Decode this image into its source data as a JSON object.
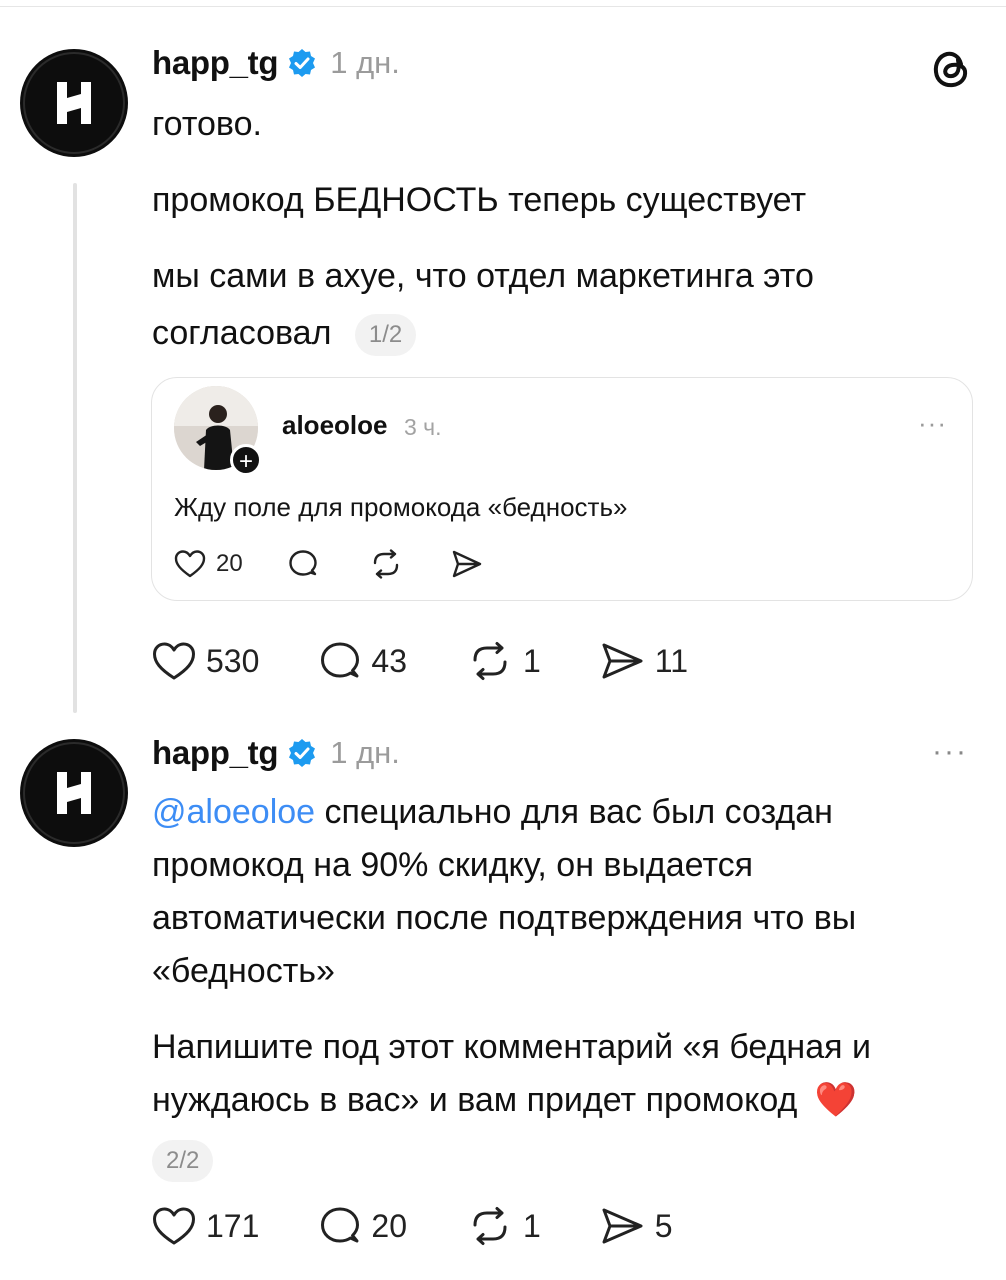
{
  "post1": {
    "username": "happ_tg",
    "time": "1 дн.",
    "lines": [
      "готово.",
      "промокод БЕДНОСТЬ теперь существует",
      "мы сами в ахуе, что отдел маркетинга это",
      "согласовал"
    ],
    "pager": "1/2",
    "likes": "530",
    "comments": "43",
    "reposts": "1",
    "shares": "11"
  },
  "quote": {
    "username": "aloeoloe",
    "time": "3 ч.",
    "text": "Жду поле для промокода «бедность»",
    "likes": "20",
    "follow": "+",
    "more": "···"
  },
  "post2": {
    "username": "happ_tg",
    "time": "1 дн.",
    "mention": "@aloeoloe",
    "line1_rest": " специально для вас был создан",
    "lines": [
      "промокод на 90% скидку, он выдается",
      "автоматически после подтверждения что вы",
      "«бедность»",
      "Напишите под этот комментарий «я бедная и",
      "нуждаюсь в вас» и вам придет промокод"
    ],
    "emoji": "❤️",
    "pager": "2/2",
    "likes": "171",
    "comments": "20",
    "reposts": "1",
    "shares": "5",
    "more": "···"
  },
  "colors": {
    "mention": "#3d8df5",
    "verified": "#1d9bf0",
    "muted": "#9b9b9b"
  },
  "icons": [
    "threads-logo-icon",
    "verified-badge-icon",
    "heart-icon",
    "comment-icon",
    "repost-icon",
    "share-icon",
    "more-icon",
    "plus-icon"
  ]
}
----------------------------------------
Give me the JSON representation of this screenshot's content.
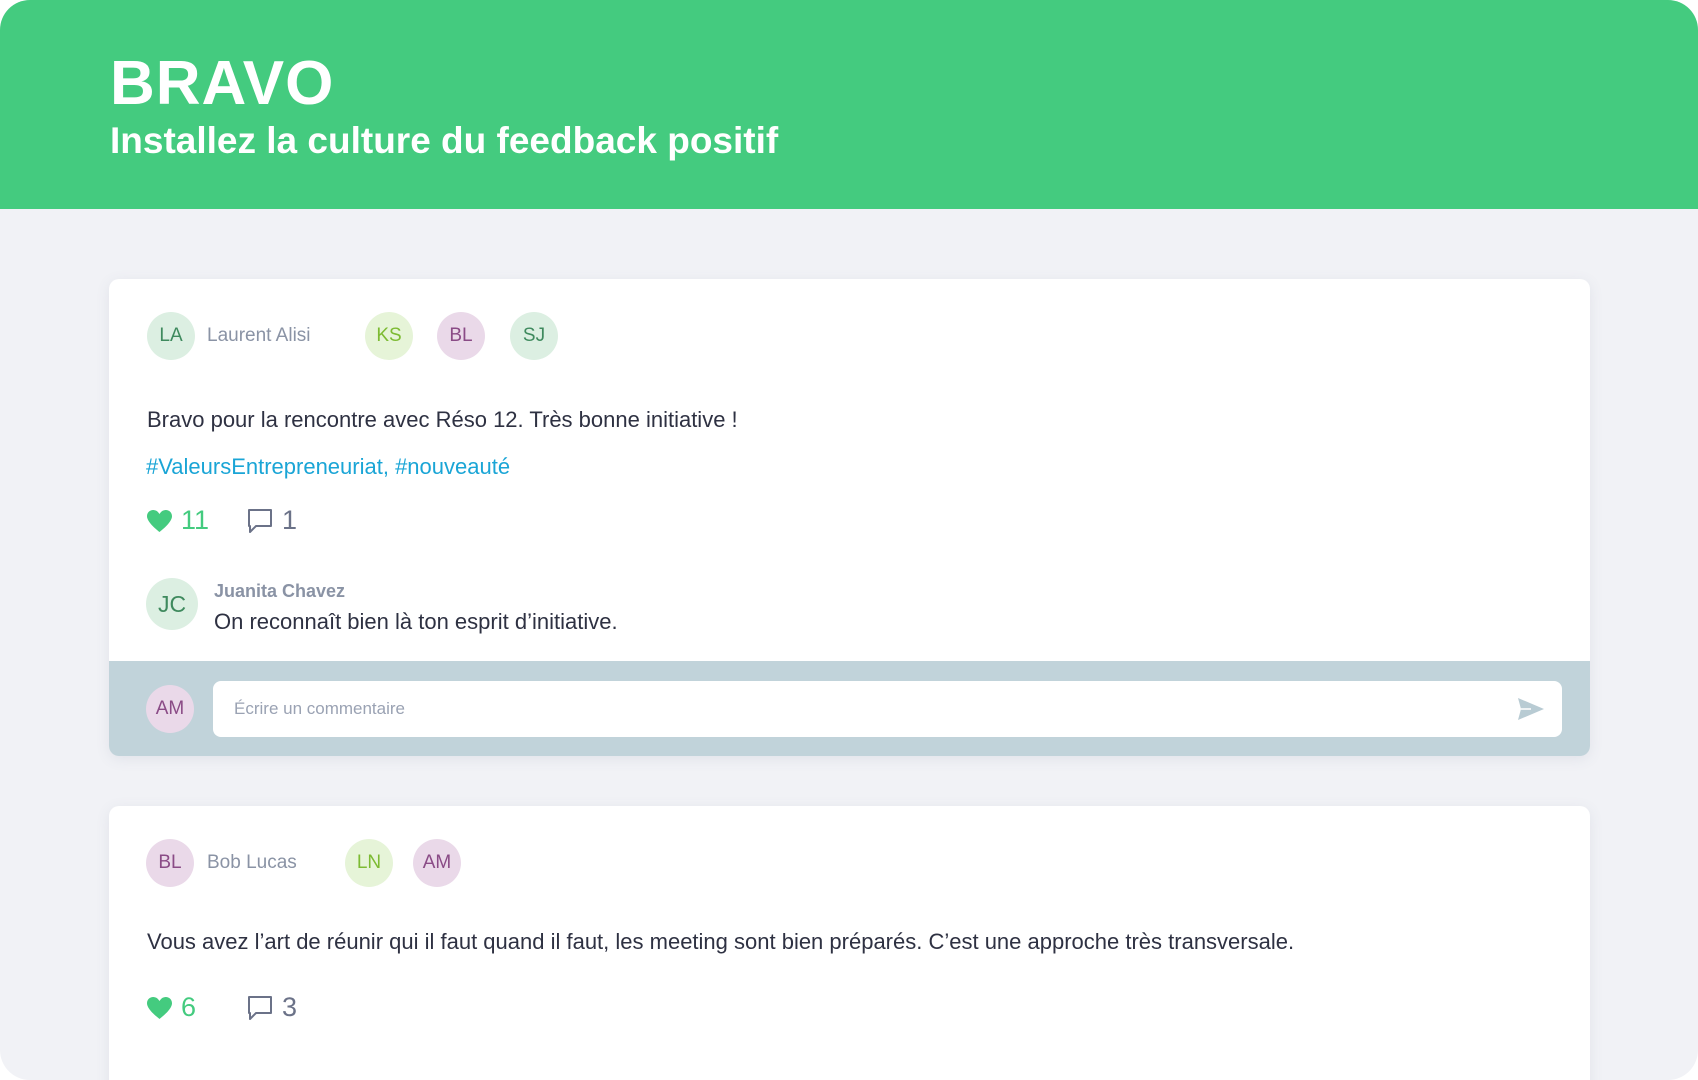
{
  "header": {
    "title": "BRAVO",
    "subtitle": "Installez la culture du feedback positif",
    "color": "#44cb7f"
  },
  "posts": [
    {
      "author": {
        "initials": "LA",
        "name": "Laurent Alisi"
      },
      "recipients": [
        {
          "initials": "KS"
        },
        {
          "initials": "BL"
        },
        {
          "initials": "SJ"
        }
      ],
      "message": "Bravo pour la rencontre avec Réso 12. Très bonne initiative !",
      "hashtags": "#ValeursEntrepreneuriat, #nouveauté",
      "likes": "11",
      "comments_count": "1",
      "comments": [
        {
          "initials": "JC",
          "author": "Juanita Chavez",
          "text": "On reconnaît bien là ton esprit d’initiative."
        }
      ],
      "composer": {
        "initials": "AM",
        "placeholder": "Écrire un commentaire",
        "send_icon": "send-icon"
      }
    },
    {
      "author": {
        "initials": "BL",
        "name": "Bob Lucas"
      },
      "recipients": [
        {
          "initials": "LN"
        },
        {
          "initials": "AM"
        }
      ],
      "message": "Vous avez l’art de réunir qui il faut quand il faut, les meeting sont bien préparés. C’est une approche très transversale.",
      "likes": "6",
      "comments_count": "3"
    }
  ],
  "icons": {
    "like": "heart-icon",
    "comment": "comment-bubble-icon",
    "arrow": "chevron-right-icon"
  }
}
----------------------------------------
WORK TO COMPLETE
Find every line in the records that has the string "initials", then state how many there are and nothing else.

ANSWER FOR THIS EXERCISE
9